Your questions are about VARs in general, not about Gretl. This list is for questions
specific to Gretl, not general questions about econometric methods. If you’re asking about
how Gretl computes things like IRFs, for example, that’s covered in chapter 29 of the
user’s guide. For questions about the methods, please consult other sources (e.g.,
Enders’s textbook, the blog that was recommended to you earlier, etc.).
From: gretl-users-bounces(a)lists.wfu.edu [mailto:firstname.lastname@example.org] On
Behalf Of lasses skola
Sent: Monday, April 30, 2018 11:43 AM
To: Gretl list
Subject: Re: [Gretl-users] VECM and IRF interpretation
I'm sorry but your answer is not helping me much, it only raises new questions for me.
WHAT does the speed of adjustment say about real changes in the variable I am interested
in? WHAT is equilibrium in this context, more than just an abstract theoretical construct?
HOW do I interpret the changes in the IRF?
More specifically, I would like to know what unit the changes in the IRF measured in. Is
it one standard deviation shock in the independent variable on the dependent variable,
measured in the unit of a standard deviation in the dependent variable of the independent

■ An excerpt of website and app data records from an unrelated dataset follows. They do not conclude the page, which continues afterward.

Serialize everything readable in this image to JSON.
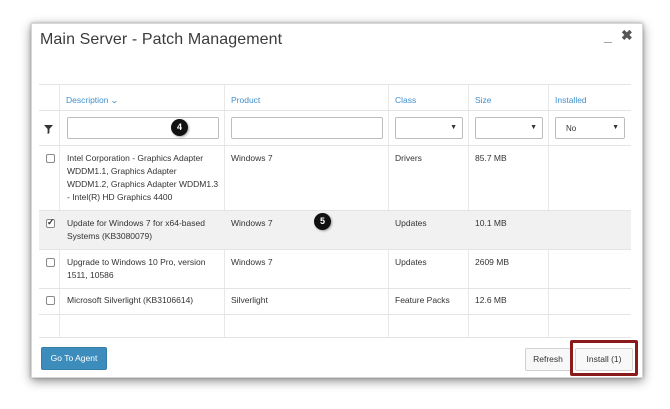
{
  "dialog": {
    "title": "Main Server - Patch Management",
    "minimize_glyph": "_",
    "close_glyph": "✖"
  },
  "columns": {
    "description": "Description",
    "product": "Product",
    "class": "Class",
    "size": "Size",
    "installed": "Installed"
  },
  "filters": {
    "description_value": "",
    "product_value": "",
    "class_value": "",
    "size_value": "",
    "installed_value": "No"
  },
  "rows": [
    {
      "description": [
        "Intel Corporation - Graphics Adapter",
        "WDDM1.1, Graphics Adapter",
        "WDDM1.2, Graphics Adapter WDDM1.3",
        "- Intel(R) HD Graphics 4400"
      ],
      "product": "Windows 7",
      "class": "Drivers",
      "size": "85.7 MB",
      "checked": false
    },
    {
      "description": [
        "Update for Windows 7 for x64-based",
        "Systems (KB3080079)"
      ],
      "product": "Windows 7",
      "class": "Updates",
      "size": "10.1 MB",
      "checked": true
    },
    {
      "description": [
        "Upgrade to Windows 10 Pro, version",
        "1511, 10586"
      ],
      "product": "Windows 7",
      "class": "Updates",
      "size": "2609 MB",
      "checked": false
    },
    {
      "description": [
        "Microsoft Silverlight (KB3106614)"
      ],
      "product": "Silverlight",
      "class": "Feature Packs",
      "size": "12.6 MB",
      "checked": false
    }
  ],
  "callouts": [
    "4",
    "5"
  ],
  "footer": {
    "go_to_agent": "Go To Agent",
    "refresh": "Refresh",
    "install": "Install (1)"
  },
  "colors": {
    "accent": "#3c8dbc",
    "link": "#3f8fce",
    "highlight_border": "#8b1b1b"
  }
}
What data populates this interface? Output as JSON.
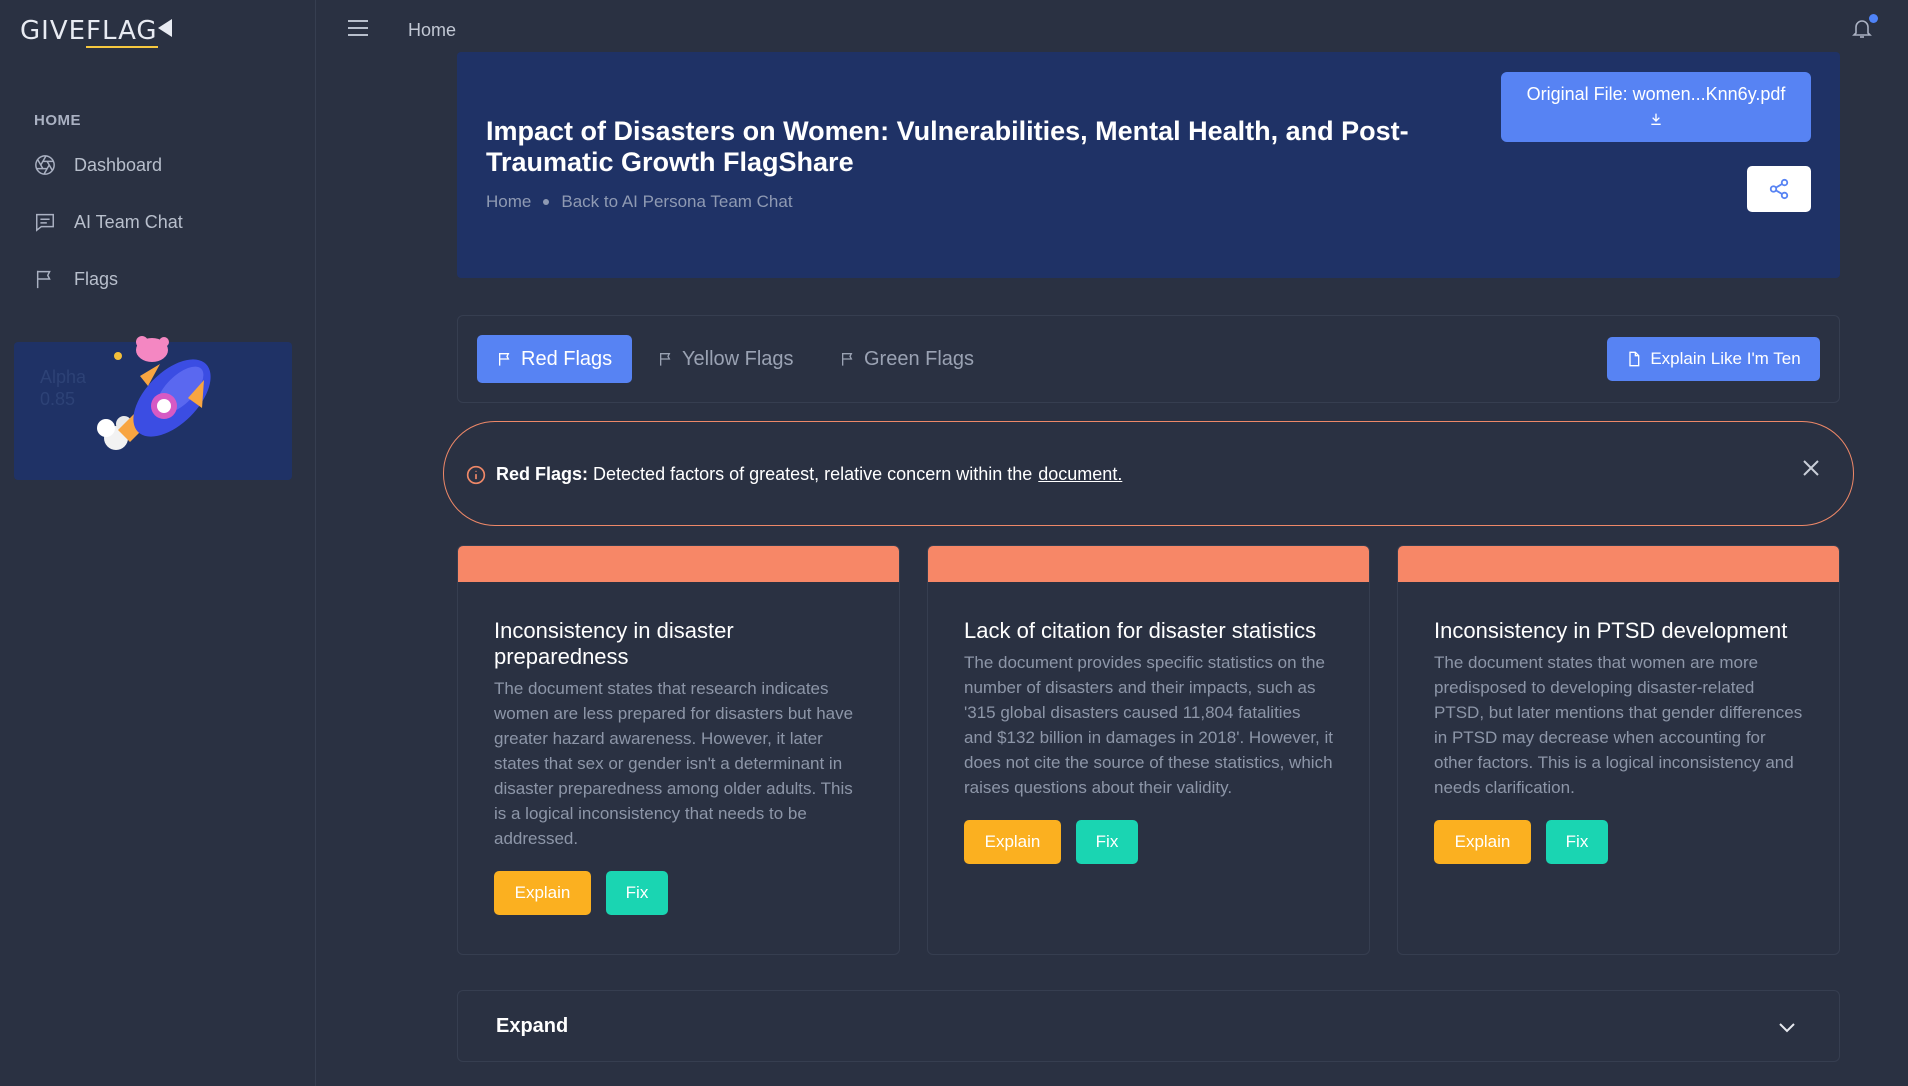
{
  "app": {
    "logo_left": "GIVE",
    "logo_right": "FLAG"
  },
  "sidebar": {
    "section": "HOME",
    "items": [
      {
        "label": "Dashboard",
        "icon": "aperture-icon"
      },
      {
        "label": "AI Team Chat",
        "icon": "chat-icon"
      },
      {
        "label": "Flags",
        "icon": "flag-icon"
      }
    ],
    "promo": {
      "line1": "Alpha",
      "line2": "0.85"
    }
  },
  "topbar": {
    "breadcrumb": "Home",
    "notification_icon": "bell-icon"
  },
  "hero": {
    "title": "Impact of Disasters on Women: Vulnerabilities, Mental Health, and Post-Traumatic Growth FlagShare",
    "crumb_home": "Home",
    "crumb_back": "Back to AI Persona Team Chat",
    "original_file": "Original File: women...Knn6y.pdf"
  },
  "tabs": {
    "red": "Red Flags",
    "yellow": "Yellow Flags",
    "green": "Green Flags",
    "eli": "Explain Like I'm Ten"
  },
  "alert": {
    "bold": "Red Flags:",
    "text": "Detected factors of greatest, relative concern within the",
    "link": "document."
  },
  "cards": [
    {
      "title": "Inconsistency in disaster preparedness",
      "body": "The document states that research indicates women are less prepared for disasters but have greater hazard awareness. However, it later states that sex or gender isn't a determinant in disaster preparedness among older adults. This is a logical inconsistency that needs to be addressed.",
      "explain": "Explain",
      "fix": "Fix"
    },
    {
      "title": "Lack of citation for disaster statistics",
      "body": "The document provides specific statistics on the number of disasters and their impacts, such as '315 global disasters caused 11,804 fatalities and $132 billion in damages in 2018'. However, it does not cite the source of these statistics, which raises questions about their validity.",
      "explain": "Explain",
      "fix": "Fix"
    },
    {
      "title": "Inconsistency in PTSD development",
      "body": "The document states that women are more predisposed to developing disaster-related PTSD, but later mentions that gender differences in PTSD may decrease when accounting for other factors. This is a logical inconsistency and needs clarification.",
      "explain": "Explain",
      "fix": "Fix"
    }
  ],
  "expand": {
    "label": "Expand"
  },
  "colors": {
    "background": "#2a3142",
    "hero": "#1f3266",
    "primary": "#5783f3",
    "red_flag": "#f78767",
    "explain": "#fbb020",
    "fix": "#1ad5b2"
  }
}
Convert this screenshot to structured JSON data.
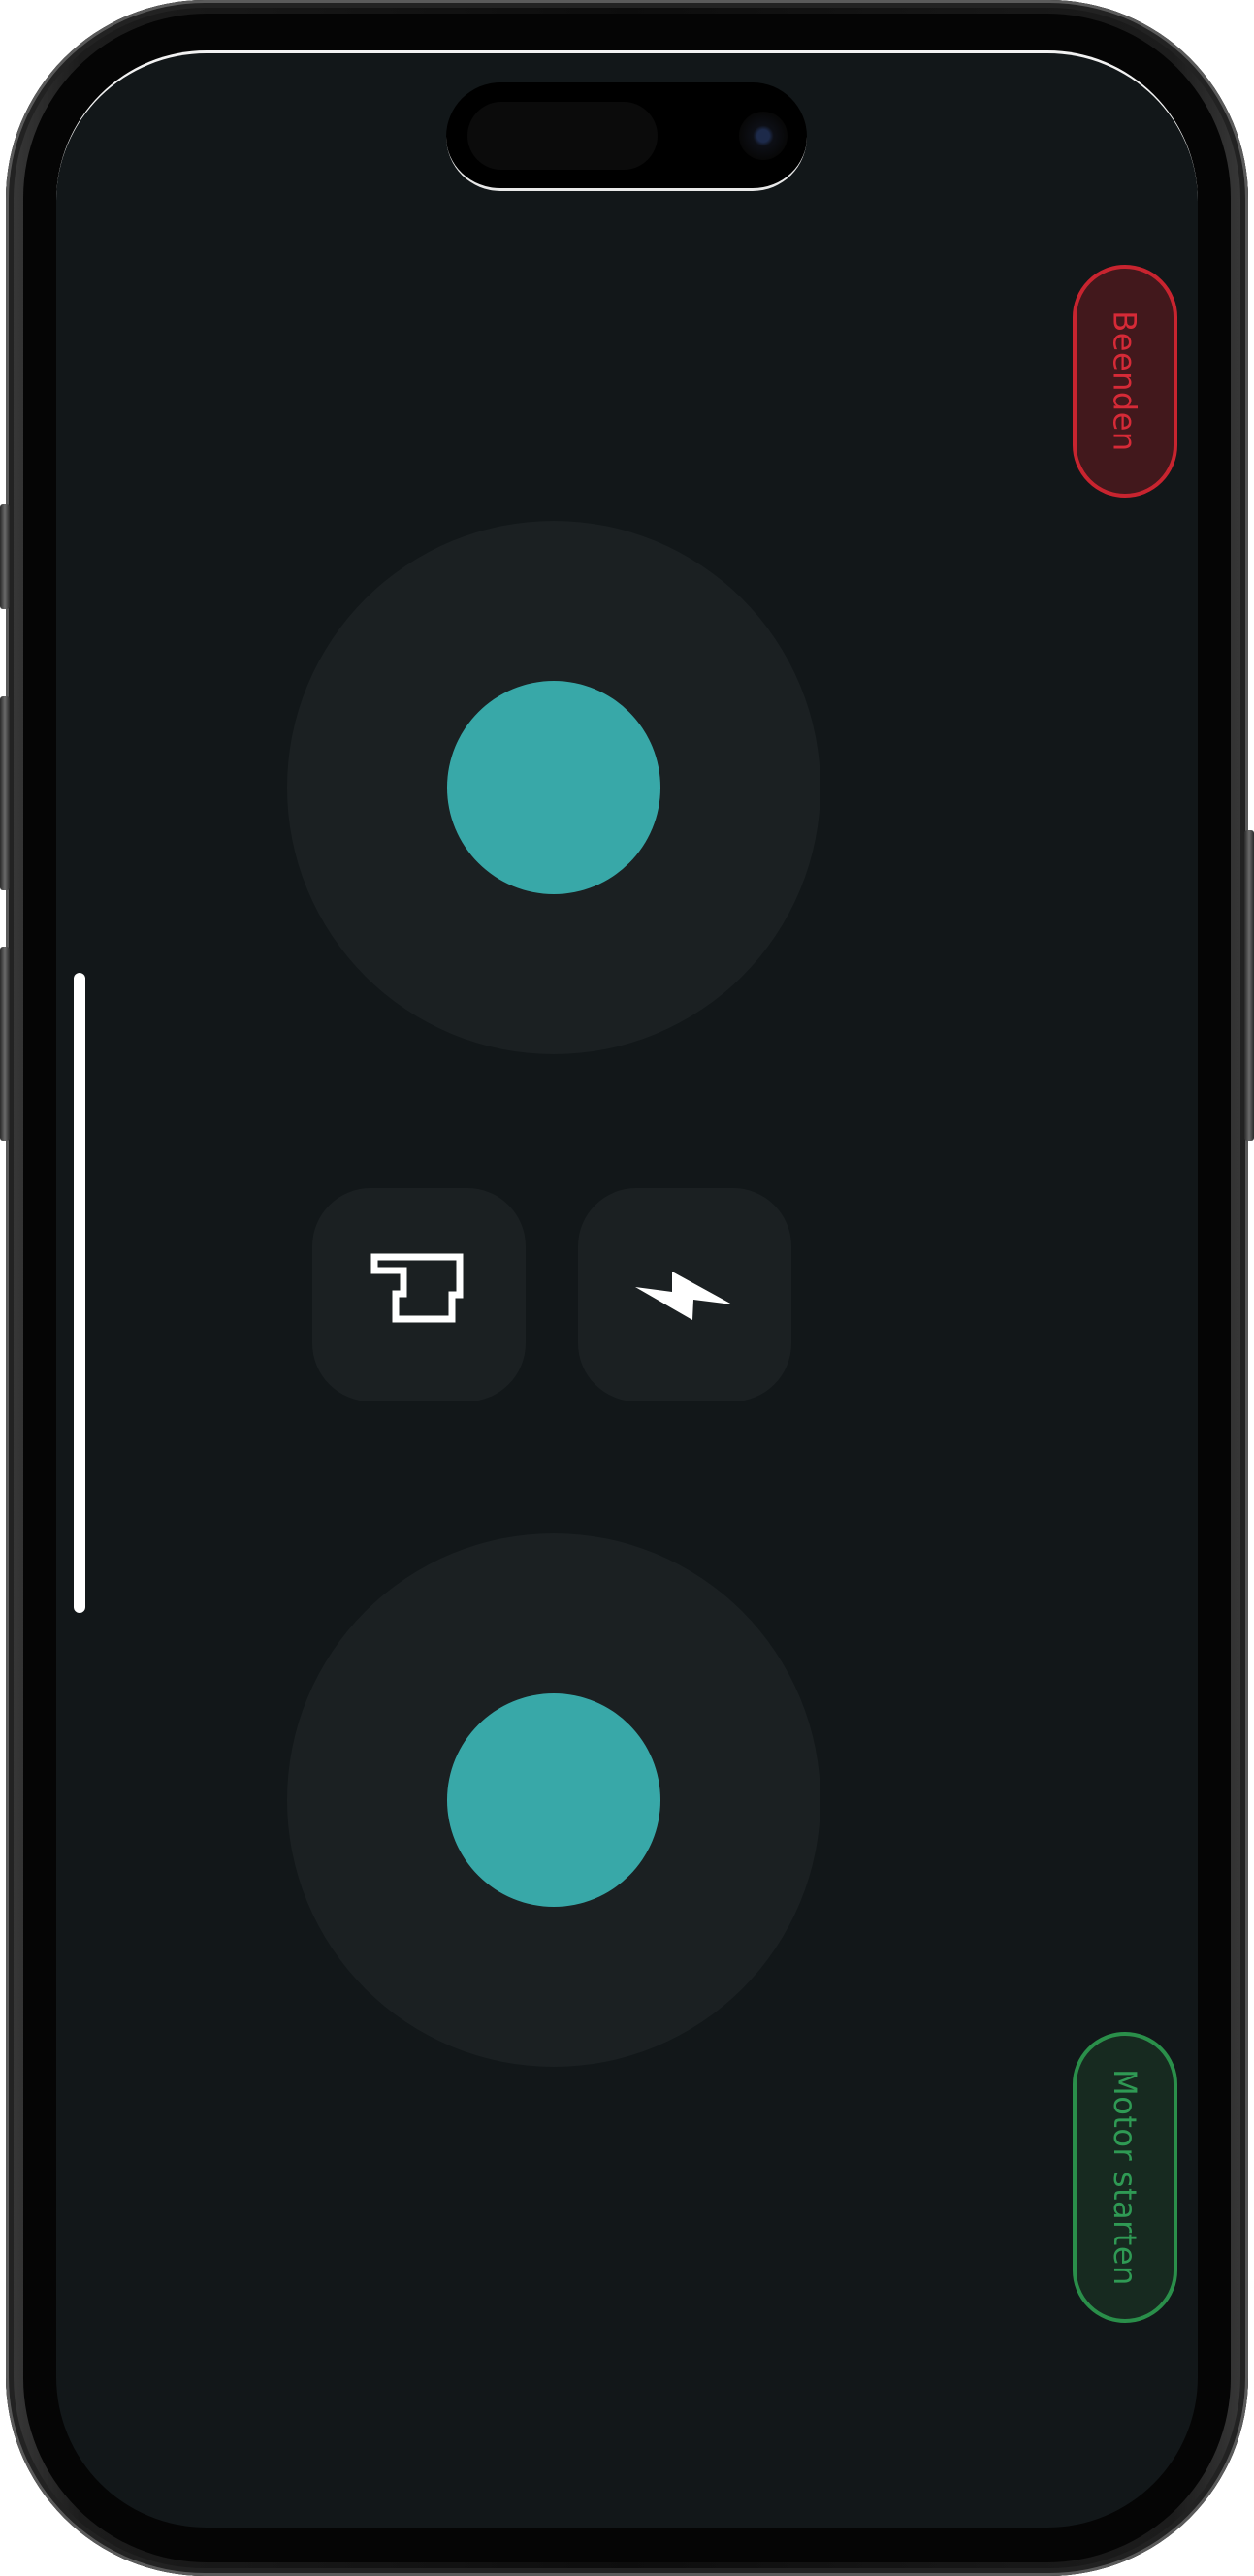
{
  "controls": {
    "exit_label": "Beenden",
    "start_motor_label": "Motor starten"
  },
  "icons": {
    "left_action": "parking-brake-icon",
    "right_action": "boost-lightning-icon"
  },
  "colors": {
    "screen_background": "#121719",
    "control_surface": "#1b2022",
    "joystick_knob": "#38a8a8",
    "exit_border": "#c8242f",
    "exit_text": "#d62a37",
    "start_border": "#2a8f4a",
    "start_text": "#2f9a54"
  }
}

variable? Yes, I know a VAR/VEC is a system etc.
2018-04-29 12:14 GMT+02:00 Sven Schreiber
Am 27.04.2018 um 20:28 schrieb lasses skola:
Hi! I have a question regarding VECM and IRF interpretation in Gretl.
Hi, to be clear, this is not about an interpretation _in Gretl_, it's a more generic
question, there's nothing gretl specific here.
Which -I presume- is why no answers have followed so far.
According to the speed of adjustment coefficient in the VEC, the target variable adjusts
at a speed of 15,5% per year to equilibrium. But the IRF says that the cumulative change
in the target variable is only 2% from year four trough the time horizon of the IRF, which
is nine years. How can I interpret this?
This is a system there is no such thing as *the* target variable.
Apart from that, the two magnitudes have very little in common. You could have a case
where the first variable is not reacting/adjusting at all to disequilibria, and still you
could get a long-run permanent effect because of the other dynamics.
Gretl-users mailing list